KERIS: The kaleidoscope of gene responses to inflammation among species. A cornerstone of modern biomedical research is the use of mouse models to explore basic disease mechanisms, evaluate new therapeutic approaches, and make decisions to carry new drug candidates forward into clinical trials. However, few of these human trials have shown success. We reported previously that, although acute inflammatory stresses from different etiologies result in highly similar genomic responses in humans, the response of murine ortholog genes poorly correlate with their human counterparts in inflammatory diseases.
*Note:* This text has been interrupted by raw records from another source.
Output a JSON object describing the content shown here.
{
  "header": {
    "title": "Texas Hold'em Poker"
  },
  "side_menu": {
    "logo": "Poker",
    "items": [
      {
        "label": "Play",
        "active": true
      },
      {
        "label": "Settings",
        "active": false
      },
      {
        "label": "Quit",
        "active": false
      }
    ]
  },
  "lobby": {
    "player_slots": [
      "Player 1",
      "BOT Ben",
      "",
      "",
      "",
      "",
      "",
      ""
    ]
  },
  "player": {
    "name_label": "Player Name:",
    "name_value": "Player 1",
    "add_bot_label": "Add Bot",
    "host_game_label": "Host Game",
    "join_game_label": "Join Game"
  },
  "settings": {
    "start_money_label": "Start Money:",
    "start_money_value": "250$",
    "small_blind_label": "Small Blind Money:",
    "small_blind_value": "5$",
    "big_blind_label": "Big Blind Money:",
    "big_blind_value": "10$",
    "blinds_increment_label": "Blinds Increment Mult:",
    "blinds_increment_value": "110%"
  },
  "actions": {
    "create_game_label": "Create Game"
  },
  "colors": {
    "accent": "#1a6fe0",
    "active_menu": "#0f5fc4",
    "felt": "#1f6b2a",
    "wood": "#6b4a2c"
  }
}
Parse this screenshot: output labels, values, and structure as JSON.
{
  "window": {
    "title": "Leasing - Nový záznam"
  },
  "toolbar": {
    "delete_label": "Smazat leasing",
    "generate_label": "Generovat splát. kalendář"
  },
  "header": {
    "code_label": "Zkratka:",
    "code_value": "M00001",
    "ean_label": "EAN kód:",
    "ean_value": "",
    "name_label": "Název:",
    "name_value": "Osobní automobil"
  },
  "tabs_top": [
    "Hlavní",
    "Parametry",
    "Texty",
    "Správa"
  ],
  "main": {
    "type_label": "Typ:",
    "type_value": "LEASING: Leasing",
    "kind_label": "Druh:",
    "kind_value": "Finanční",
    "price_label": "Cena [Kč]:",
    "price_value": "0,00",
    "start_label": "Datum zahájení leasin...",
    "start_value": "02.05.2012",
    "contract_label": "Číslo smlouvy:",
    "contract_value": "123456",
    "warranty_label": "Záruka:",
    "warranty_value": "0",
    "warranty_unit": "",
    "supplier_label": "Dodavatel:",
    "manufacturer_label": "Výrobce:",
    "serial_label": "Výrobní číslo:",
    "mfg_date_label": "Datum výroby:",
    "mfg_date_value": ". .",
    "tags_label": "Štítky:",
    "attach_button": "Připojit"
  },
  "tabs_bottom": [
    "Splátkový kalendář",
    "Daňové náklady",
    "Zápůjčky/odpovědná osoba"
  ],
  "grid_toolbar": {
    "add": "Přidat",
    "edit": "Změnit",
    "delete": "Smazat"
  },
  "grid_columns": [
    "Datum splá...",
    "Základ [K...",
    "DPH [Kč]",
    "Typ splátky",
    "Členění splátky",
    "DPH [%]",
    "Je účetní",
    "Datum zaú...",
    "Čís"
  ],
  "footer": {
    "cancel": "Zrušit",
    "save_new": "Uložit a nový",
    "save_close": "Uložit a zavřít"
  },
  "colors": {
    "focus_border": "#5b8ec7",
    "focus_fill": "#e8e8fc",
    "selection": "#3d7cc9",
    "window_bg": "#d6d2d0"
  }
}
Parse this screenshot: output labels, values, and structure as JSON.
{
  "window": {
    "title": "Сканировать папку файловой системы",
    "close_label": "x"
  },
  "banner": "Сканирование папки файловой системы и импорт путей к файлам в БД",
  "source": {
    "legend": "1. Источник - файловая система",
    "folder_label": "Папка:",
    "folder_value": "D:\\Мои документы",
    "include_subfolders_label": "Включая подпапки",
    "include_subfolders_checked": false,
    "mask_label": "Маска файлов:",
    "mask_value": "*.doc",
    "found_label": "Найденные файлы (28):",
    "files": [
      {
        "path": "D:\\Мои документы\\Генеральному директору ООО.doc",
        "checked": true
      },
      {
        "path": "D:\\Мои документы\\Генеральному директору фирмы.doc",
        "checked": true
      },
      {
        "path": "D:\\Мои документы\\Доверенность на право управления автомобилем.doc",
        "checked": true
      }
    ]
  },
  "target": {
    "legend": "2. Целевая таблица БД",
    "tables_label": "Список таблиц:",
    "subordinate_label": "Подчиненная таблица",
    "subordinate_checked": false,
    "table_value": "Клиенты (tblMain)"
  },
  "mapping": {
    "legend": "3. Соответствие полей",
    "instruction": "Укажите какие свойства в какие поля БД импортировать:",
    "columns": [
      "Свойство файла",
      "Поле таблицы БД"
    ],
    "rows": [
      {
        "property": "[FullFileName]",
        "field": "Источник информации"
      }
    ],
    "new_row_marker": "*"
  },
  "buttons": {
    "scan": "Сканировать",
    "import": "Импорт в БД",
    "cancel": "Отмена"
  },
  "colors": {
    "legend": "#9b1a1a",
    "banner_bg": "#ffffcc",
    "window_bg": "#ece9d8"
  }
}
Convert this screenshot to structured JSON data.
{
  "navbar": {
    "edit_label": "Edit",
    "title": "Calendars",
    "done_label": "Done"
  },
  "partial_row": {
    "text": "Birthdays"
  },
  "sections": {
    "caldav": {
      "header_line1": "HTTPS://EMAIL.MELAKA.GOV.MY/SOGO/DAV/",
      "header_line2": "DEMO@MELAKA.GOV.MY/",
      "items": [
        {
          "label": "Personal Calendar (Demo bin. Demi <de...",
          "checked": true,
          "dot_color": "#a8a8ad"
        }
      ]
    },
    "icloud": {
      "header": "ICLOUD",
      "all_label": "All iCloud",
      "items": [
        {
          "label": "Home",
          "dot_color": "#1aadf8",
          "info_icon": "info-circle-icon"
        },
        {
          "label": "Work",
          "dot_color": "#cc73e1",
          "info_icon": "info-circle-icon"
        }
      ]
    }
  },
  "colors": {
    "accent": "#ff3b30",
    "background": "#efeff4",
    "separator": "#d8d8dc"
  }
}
A vibrant discussion of the merits and limitations of animal models is long overdue. In order to help the research community to better explore the similarities and differences of genomic response between human diseases and murine models and to better translate findings from disease models to human studies, we developed this genomic response database of human inflammatory diseases. As of June 2016, KERIS includes comparisons of the genomic response of 6 human inflammatory diseases and conditions (Burns, Trauma, Infection, Sepsis, Endotoxin and Acute Respiratory Distress Syndrome) and matched mouse models, using 2,257 curated samples from the Inflammation and the Host Response to Injury Glue Grant studies and other representative studies in Gene Expression Omnibus. A researcher can browse, query, visualize, and compare the response patterns of genes, pathways, and functional modules across different diseases and corresponding murine models. Read More